TRY IT —
Whenever the word "this" appears on a line of the material below, that line is counted; state the total alone.
^^^^^^^^^^^^^^^^
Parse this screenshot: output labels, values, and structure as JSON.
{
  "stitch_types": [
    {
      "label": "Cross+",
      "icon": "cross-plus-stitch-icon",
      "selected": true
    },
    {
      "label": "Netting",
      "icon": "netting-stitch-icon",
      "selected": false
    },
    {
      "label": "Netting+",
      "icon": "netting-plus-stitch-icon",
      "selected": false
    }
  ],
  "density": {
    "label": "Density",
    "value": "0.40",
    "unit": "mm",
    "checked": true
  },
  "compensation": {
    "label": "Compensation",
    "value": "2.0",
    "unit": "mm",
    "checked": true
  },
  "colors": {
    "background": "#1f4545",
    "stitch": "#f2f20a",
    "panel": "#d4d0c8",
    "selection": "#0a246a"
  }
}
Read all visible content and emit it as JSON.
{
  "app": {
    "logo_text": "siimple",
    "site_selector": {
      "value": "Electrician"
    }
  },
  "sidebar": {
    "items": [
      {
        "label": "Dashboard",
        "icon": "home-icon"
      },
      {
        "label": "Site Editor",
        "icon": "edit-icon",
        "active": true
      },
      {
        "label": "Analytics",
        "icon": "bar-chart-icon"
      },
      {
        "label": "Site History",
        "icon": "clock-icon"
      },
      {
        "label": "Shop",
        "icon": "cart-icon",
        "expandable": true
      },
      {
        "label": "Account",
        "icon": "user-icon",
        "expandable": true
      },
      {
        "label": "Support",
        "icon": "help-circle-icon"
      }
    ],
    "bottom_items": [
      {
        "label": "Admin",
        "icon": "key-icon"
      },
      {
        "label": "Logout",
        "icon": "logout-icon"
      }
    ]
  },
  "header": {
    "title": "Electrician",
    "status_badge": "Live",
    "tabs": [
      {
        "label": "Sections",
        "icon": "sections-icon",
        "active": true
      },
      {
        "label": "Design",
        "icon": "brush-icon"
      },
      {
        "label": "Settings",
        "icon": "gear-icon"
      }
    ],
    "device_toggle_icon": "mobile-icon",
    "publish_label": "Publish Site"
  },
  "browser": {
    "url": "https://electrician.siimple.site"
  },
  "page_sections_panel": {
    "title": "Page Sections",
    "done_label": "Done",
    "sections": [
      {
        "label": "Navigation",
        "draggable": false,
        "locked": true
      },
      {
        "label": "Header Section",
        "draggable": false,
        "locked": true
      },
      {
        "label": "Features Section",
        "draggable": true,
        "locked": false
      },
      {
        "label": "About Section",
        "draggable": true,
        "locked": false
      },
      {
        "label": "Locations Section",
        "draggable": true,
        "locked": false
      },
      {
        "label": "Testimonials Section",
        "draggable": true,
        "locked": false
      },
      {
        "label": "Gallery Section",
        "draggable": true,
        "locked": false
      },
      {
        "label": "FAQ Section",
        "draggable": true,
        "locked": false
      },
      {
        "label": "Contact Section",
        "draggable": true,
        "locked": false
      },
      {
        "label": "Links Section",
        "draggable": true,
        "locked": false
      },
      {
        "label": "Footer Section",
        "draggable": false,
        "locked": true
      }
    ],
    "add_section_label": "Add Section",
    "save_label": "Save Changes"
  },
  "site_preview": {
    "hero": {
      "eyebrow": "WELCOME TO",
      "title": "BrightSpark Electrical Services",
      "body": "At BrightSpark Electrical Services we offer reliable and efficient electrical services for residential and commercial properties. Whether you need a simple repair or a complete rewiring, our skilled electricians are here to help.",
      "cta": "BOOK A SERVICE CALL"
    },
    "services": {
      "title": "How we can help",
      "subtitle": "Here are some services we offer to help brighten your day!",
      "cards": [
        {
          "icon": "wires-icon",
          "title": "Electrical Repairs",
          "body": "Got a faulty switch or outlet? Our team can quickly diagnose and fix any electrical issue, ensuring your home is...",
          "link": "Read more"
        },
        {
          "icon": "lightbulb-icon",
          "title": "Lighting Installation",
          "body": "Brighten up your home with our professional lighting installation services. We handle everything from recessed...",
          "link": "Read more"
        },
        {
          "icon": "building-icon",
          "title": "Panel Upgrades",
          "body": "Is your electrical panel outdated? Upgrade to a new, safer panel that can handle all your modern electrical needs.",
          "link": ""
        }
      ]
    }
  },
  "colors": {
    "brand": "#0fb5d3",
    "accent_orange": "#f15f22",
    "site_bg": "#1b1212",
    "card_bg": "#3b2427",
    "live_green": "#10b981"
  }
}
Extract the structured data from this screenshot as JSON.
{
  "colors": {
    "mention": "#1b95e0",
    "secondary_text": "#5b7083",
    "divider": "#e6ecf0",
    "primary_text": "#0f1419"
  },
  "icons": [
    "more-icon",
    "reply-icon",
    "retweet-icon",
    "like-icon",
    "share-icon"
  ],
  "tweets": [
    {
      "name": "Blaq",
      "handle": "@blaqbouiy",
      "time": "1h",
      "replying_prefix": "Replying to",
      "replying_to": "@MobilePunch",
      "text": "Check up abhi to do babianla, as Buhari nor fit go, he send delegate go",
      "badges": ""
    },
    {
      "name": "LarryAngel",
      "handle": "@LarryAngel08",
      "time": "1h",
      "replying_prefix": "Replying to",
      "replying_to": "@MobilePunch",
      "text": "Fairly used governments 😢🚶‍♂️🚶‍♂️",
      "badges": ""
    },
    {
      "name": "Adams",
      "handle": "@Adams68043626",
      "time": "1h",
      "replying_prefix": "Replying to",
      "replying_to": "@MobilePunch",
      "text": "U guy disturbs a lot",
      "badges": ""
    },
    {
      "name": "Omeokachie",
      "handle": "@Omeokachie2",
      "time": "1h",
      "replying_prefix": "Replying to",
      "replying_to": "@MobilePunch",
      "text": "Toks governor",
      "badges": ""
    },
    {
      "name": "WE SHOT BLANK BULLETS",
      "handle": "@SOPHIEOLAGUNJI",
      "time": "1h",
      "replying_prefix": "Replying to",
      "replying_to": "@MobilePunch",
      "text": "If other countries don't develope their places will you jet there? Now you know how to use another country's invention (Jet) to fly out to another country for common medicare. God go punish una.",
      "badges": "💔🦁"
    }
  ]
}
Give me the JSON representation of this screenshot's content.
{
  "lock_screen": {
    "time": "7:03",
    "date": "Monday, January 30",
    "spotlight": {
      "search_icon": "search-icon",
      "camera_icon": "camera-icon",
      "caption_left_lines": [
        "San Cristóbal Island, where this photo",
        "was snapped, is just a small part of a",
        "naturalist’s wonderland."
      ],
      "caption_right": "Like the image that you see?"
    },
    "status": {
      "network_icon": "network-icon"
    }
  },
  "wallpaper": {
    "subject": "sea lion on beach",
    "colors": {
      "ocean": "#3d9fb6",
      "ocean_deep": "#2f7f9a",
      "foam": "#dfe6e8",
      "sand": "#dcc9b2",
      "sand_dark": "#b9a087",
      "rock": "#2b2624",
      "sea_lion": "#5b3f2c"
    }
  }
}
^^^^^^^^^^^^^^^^
YOUR RESPONSE —
4